For day three of the #DailyArtDevotions 40-day #artjournal journey with Elizabeth Foley, I used day two’s quote for inspiration. I had planned on creating a self-portrait as a way to symbolize showing up to do the work. However, my first attempt was…well…terrible is putting it nicely. So, I pulled the watercolor paper off the page with the intention of gluing another sheet onto the page, but then I saw the rough surface, and I wondered what it would be like to create on the remnants of a torn off sheet of paper. I thought it would add some really cool texture to the drawing, and it did.
My intention was to try a self-portrait again, but it didn’t really work out that way. I used a photo of myself and then traced over it and transferred it onto the page with transfer paper, but when I did, the features did not show up on the rough surface. So, I just added features myself. I then used Ecoline markers, Bombay inks, and Posca pens to create the page below.
The quote from Julia Cameron does not have “love & approve” in it, only “approve,” but I accidentally put “love” so I added the “&” and kept on going. I made a lot of “mistakes” with this page, but I am proud of myself for staying with it. It is helping me to build confidence and proving that I can come up with solutions to unexpected issues both in my art and in my life.
For this 40-day journey, I am willing to give up my need to be perfect and create perfectly. Instead, I am just going to create, create, create, and hope that the perfectionist, critical voice will be silenced or at least will be a very gentle whisper by the end of the 40 days.
Though I was very hesitant to repurpose an old book, it is now one of my favorite things about this journey. I never would have thought to make an art journal out of an old cookbook!
My son goes back to school on the 22nd, and at that time, I am going to begin work on my novel once again. My intention is to work on my novel during the week, and then continue my art development journey on the weekends. My intention is to have a polished draft completed by December 31, 2018. I’m posting that here as a way to keep myself accountable.

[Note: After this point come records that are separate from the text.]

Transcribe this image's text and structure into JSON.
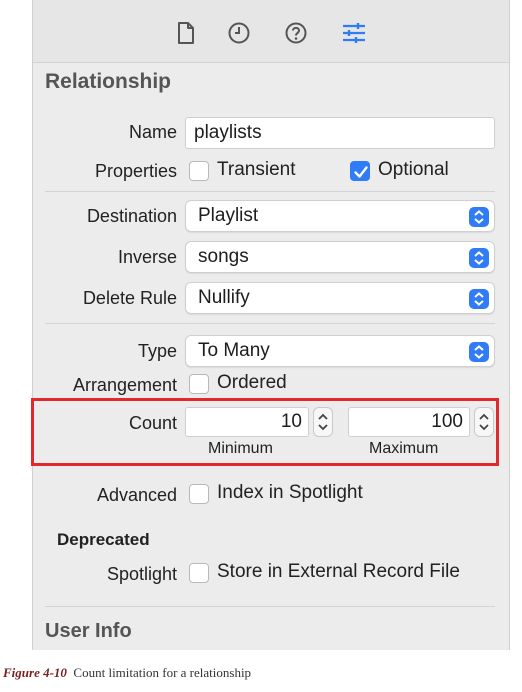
{
  "tabs": [
    {
      "icon": "file-icon"
    },
    {
      "icon": "clock-icon"
    },
    {
      "icon": "help-icon"
    },
    {
      "icon": "sliders-icon"
    }
  ],
  "relationship": {
    "heading": "Relationship",
    "name_label": "Name",
    "name_value": "playlists",
    "properties_label": "Properties",
    "transient_label": "Transient",
    "transient_checked": false,
    "optional_label": "Optional",
    "optional_checked": true,
    "destination_label": "Destination",
    "destination_value": "Playlist",
    "inverse_label": "Inverse",
    "inverse_value": "songs",
    "delete_rule_label": "Delete Rule",
    "delete_rule_value": "Nullify",
    "type_label": "Type",
    "type_value": "To Many",
    "arrangement_label": "Arrangement",
    "ordered_label": "Ordered",
    "ordered_checked": false,
    "count_label": "Count",
    "count_min": "10",
    "count_max": "100",
    "minimum_label": "Minimum",
    "maximum_label": "Maximum",
    "advanced_label": "Advanced",
    "index_spotlight_label": "Index in Spotlight",
    "index_spotlight_checked": false
  },
  "deprecated": {
    "heading": "Deprecated",
    "spotlight_label": "Spotlight",
    "store_external_label": "Store in External Record File",
    "store_external_checked": false
  },
  "user_info": {
    "heading": "User Info"
  },
  "highlight_color": "#e0292f",
  "accent_color": "#2f7cf6",
  "caption": {
    "figure": "Figure 4-10",
    "text": "Count limitation for a relationship"
  }
}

It’s interesting how quickly I have already gotten myself out of the habit of creating daily, and how much longer it takes me to complete an art project because my days are filled up with other things now. But, I’ve made a lot of progress on a personal level integrating meditation and journaling back into my daily routine. I’ve also incorporated some dancing into my daily routine. It has become quite clear as of late that I have not been including fun as a daily requirement. Even those things that were fun, I have hijacked and made into something serious. I’m working on changing that.
For the past couple of days, I’ve been working my way through Elizabeth Foley’s Art of Spiritual Living Online Retreat session with Tamara Laporte. The session was to create a self-portrait in a mindful and meditative way, and I loved it. I used a slightly altered quote from Anne Lamott’s book Traveling Mercies: Some Thoughts on Faith which I just finished reading for a second time. It was even better the second time around!
I watched Nina Rycroft‘s A Beginner’s Guide to Drawing a Self Portrait on Skillshare last night. I thought that’s what I would try to do for day two of Find Your Flow. I woke up this morning, and the desire to dive right in to drawing wasn’t there. I have this belief that I have to be in the mood to draw (which I’m hoping to curb by participating in this program for thirty days straight). Rather than push it, I decided to run some errands, have some lunch, and then sit down to draw.
I wonder why things always look so much easier to do in a video (ha! ha!). I guess it’s a good thing because it suckers me into believing I can do it so I’m not as resistant to trying. Anyway, I began to draw and immediately got frustrated. It was not working out as effortlessly for me as it was for Nina on the video. I have this intolerance for the learning process and what it produces. In my writing and my art practice, I think perfection should just come flowing out of me effortlessly. Clearly, that’s never going to happen, but I hopelessly cling to that belief anyway. To ease my frustration, I took a break and than came back to it. I was still immensely frustrated. The final result is not what I imagined in my mind, but I reminded myself that taking part in this program is about building skills and a daily art practice, not about perfect outcomes. Success is measured in sitting down and drawing every day for thirty days; nothing else. So, here is my self-portrait: